(App and web page records)
··········
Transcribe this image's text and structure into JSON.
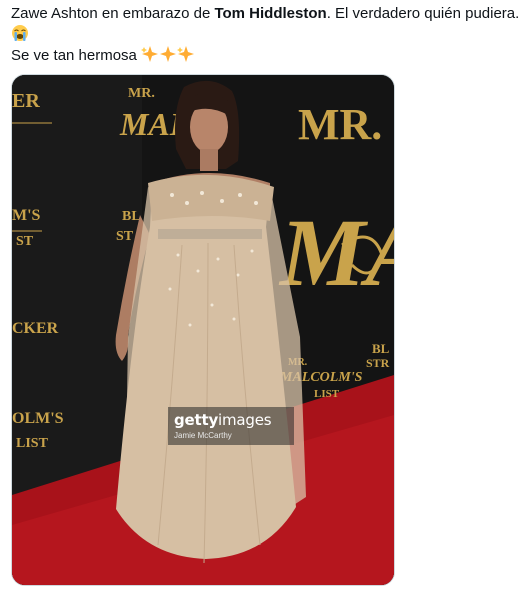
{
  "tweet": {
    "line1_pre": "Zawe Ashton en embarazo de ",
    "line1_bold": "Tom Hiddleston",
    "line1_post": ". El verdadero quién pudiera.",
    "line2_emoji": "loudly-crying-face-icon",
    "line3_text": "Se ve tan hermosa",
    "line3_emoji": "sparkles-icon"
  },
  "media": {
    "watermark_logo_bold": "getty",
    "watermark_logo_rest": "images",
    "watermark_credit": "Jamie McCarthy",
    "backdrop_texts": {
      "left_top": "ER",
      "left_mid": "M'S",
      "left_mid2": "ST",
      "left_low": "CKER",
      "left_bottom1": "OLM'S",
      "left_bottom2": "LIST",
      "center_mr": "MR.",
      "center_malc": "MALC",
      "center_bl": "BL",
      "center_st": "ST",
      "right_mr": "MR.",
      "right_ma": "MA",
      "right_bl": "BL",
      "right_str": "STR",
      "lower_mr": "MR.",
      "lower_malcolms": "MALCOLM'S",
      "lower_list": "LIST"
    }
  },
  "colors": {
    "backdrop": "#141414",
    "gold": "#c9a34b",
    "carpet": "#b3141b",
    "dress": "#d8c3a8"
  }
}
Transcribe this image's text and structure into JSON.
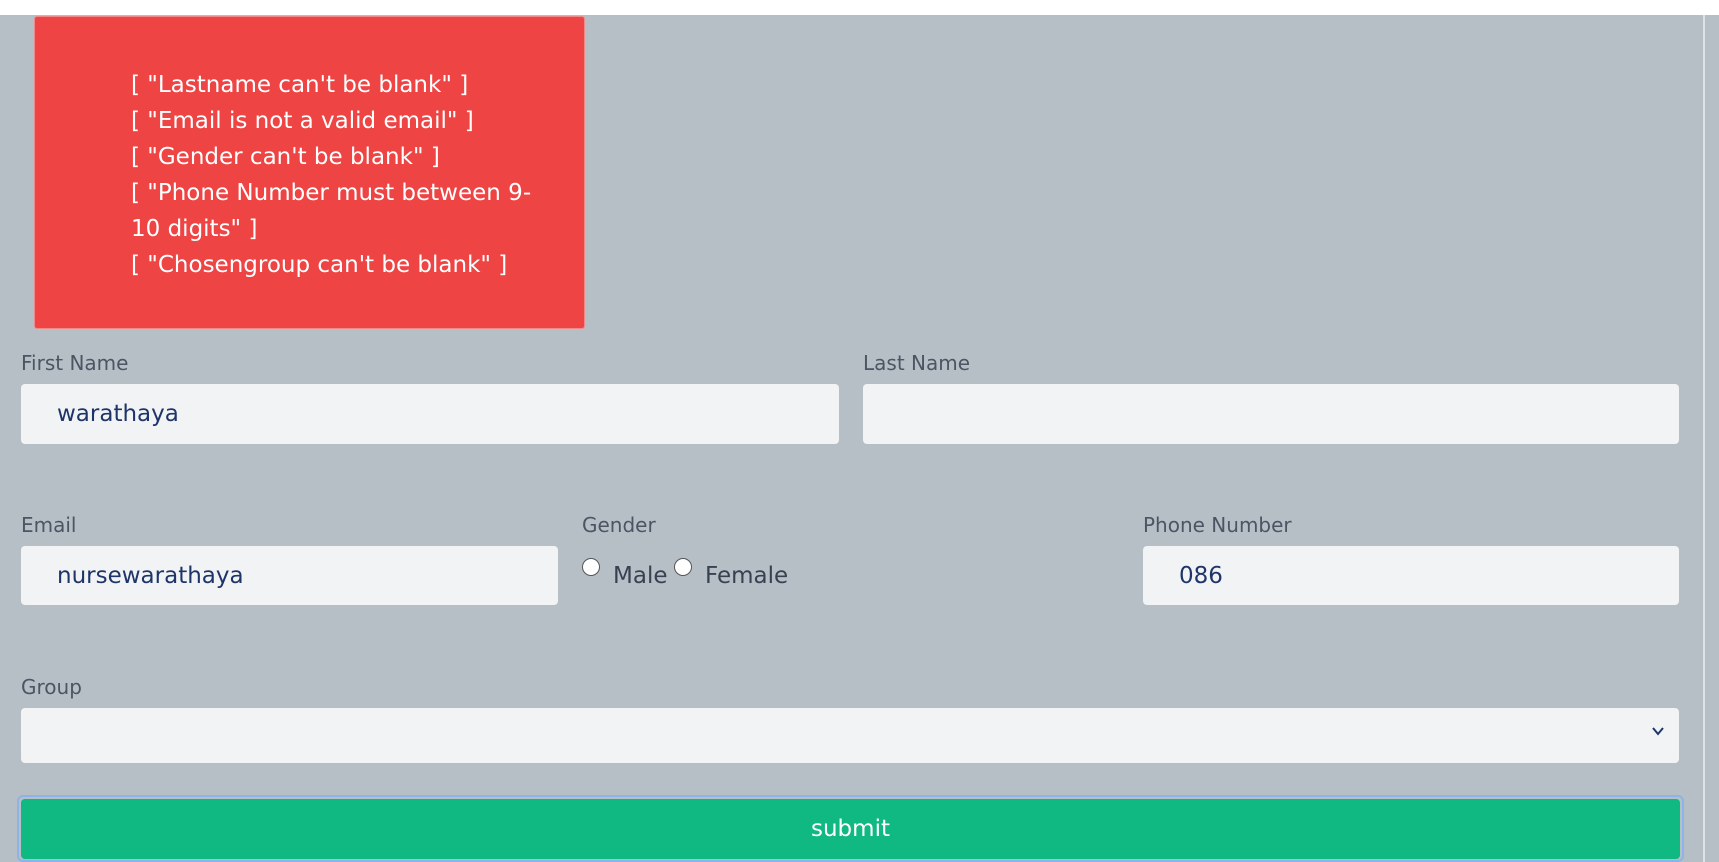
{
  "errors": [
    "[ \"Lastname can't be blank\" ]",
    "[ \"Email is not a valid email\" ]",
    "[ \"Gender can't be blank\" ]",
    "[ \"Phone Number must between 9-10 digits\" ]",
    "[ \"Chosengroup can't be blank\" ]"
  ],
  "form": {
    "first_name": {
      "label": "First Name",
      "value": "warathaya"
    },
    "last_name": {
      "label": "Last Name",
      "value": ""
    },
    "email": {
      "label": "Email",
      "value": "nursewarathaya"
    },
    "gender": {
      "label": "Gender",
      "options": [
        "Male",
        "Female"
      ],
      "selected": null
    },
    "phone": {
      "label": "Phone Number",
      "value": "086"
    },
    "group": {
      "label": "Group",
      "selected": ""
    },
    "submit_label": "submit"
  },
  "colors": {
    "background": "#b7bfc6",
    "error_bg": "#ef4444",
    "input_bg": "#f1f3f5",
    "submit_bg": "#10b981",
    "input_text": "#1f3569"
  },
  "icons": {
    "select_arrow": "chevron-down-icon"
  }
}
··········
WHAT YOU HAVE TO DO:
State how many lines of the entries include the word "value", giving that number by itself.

SOLUTION FOR THIS EXERCISE:
4